### EXERCISE AIM:
Pick every line out of the entries below that holds the string "title", and report them.

Saved data entries
=======

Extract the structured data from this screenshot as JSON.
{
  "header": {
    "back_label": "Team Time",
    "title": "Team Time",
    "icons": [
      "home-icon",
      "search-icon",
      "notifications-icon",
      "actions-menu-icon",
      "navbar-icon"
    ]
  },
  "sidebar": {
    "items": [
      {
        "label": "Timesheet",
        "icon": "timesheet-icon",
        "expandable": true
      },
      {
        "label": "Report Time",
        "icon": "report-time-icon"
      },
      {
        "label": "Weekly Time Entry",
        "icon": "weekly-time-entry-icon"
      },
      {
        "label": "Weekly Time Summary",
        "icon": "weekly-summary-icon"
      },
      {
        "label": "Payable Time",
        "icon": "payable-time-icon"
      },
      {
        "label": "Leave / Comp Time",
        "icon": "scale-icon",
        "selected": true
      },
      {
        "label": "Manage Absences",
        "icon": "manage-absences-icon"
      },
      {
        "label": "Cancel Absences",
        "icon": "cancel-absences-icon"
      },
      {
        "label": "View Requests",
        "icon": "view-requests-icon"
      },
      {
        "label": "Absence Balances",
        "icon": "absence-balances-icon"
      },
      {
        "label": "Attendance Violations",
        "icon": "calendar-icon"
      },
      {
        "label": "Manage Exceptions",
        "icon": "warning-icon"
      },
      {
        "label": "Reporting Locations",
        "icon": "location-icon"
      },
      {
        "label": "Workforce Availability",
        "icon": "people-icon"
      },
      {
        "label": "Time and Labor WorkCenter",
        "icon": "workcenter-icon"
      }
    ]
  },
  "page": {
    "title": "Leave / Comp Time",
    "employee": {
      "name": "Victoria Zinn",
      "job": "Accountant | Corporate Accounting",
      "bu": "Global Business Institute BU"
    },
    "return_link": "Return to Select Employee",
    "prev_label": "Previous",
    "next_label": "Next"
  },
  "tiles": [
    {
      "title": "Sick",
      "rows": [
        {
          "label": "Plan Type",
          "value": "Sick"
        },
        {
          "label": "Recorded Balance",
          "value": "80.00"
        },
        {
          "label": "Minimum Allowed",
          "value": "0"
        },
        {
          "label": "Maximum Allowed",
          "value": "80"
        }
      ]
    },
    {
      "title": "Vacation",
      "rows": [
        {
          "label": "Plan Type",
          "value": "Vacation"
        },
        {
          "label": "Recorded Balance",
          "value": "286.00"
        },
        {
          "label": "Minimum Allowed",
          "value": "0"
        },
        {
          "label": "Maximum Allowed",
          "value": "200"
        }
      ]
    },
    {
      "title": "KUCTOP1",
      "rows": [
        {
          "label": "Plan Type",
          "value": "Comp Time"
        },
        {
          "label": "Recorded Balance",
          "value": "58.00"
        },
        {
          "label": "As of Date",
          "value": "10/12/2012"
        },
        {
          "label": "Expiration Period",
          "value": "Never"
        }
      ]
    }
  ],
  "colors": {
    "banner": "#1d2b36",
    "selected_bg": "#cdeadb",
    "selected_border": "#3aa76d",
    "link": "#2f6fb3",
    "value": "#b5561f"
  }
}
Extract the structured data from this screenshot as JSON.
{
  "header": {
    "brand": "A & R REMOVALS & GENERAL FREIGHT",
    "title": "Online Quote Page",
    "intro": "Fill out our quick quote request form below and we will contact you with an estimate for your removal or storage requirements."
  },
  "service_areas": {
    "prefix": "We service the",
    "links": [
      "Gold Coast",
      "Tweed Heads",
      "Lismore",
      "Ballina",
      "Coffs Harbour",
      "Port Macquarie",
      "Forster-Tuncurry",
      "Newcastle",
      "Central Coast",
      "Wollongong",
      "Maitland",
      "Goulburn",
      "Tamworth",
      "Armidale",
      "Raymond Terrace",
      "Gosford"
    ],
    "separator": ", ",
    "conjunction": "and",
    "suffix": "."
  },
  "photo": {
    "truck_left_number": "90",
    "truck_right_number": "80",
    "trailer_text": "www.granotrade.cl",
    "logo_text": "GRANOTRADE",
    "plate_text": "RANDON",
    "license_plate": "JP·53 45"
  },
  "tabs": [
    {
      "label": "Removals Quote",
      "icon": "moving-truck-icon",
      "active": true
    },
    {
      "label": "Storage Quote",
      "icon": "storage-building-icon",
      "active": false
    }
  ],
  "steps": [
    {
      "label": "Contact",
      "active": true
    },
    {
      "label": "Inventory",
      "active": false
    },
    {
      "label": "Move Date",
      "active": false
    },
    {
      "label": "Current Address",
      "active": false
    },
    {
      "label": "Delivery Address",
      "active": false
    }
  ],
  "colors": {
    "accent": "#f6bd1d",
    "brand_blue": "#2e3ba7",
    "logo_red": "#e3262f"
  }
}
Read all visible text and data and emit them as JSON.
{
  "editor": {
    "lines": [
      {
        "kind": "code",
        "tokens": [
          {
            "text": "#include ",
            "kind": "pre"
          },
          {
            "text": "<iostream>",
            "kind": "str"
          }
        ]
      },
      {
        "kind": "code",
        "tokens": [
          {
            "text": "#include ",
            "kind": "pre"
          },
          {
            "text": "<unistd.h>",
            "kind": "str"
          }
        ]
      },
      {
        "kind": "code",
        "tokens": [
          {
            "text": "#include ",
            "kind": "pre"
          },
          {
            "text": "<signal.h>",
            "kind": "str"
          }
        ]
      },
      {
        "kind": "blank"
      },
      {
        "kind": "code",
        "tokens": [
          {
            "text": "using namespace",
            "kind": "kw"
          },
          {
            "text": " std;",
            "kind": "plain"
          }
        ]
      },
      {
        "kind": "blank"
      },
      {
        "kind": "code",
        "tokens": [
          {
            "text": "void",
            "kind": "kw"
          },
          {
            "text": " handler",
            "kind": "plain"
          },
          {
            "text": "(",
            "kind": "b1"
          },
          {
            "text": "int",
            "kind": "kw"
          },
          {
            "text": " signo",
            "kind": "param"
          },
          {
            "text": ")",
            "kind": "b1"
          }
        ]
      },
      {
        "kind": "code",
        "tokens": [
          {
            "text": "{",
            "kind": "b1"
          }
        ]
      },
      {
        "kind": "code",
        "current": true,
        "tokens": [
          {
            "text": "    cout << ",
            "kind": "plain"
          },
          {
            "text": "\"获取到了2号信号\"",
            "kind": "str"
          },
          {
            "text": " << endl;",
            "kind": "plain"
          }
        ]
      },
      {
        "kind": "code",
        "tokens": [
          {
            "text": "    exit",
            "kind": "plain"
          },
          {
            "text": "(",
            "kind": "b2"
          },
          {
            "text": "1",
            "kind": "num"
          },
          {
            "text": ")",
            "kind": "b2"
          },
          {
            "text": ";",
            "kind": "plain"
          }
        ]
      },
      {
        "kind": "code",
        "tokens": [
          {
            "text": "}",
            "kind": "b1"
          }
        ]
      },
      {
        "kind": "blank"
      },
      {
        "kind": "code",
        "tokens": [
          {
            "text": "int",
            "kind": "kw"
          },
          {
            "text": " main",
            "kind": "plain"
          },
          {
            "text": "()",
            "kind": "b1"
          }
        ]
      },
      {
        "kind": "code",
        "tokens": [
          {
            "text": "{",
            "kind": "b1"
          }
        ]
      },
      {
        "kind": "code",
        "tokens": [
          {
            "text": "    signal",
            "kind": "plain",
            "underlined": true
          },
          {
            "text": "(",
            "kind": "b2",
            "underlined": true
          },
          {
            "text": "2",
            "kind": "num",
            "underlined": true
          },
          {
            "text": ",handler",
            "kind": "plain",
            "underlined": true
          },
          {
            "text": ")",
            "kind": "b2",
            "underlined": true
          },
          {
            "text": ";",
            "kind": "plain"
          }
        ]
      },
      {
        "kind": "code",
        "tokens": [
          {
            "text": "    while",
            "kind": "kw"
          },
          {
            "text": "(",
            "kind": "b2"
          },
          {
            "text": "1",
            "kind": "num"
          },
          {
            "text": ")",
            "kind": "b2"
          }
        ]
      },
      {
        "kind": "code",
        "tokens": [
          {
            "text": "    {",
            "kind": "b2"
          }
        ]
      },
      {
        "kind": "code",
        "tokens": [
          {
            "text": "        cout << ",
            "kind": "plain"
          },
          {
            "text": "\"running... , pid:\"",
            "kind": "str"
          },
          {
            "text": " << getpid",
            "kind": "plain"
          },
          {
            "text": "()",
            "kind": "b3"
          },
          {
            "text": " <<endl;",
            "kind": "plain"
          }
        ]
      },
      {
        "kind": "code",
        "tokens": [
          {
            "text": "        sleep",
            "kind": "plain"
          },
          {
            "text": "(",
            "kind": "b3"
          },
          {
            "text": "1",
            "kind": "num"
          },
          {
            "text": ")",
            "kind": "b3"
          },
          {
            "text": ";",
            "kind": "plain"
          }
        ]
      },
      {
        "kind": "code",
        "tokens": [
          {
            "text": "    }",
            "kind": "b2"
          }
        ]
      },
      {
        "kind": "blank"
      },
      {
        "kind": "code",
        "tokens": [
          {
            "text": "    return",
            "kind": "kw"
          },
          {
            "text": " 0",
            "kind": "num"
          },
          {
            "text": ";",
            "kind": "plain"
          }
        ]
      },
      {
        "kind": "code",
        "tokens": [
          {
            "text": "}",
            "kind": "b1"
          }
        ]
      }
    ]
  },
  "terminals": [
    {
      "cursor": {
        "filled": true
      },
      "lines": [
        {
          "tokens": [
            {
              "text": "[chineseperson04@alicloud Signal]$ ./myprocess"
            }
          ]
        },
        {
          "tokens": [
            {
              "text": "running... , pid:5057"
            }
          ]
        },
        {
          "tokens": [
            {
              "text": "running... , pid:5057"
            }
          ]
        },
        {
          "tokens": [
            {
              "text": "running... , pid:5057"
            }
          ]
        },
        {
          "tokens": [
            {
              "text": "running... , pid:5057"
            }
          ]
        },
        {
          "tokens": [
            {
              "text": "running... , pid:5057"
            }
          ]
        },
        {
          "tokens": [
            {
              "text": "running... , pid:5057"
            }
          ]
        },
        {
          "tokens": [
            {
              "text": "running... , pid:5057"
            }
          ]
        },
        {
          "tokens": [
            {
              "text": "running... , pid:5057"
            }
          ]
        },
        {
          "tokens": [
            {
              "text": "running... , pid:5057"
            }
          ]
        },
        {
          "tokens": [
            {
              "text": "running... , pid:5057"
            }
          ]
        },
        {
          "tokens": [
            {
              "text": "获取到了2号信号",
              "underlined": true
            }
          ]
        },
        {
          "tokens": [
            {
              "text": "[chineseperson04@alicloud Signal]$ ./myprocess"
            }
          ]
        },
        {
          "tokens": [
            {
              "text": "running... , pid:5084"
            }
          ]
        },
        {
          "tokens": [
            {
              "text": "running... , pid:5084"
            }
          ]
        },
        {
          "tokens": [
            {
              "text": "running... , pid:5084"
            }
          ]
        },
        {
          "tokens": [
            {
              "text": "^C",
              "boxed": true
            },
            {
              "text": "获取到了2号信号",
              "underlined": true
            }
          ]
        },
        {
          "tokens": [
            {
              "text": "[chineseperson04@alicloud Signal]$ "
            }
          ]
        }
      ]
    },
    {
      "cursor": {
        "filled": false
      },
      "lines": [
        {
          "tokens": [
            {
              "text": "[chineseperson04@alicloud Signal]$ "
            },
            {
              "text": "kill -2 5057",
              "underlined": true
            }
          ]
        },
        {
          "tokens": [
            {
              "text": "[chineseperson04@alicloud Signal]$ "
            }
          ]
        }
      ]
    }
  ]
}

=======

### ANSWER TO THE EXERCISE:
    "title": "Team Time",
    "title": "Leave / Comp Time",
      "title": "Sick",
      "title": "Vacation",
      "title": "KUCTOP1",
    "title": "Online Quote Page",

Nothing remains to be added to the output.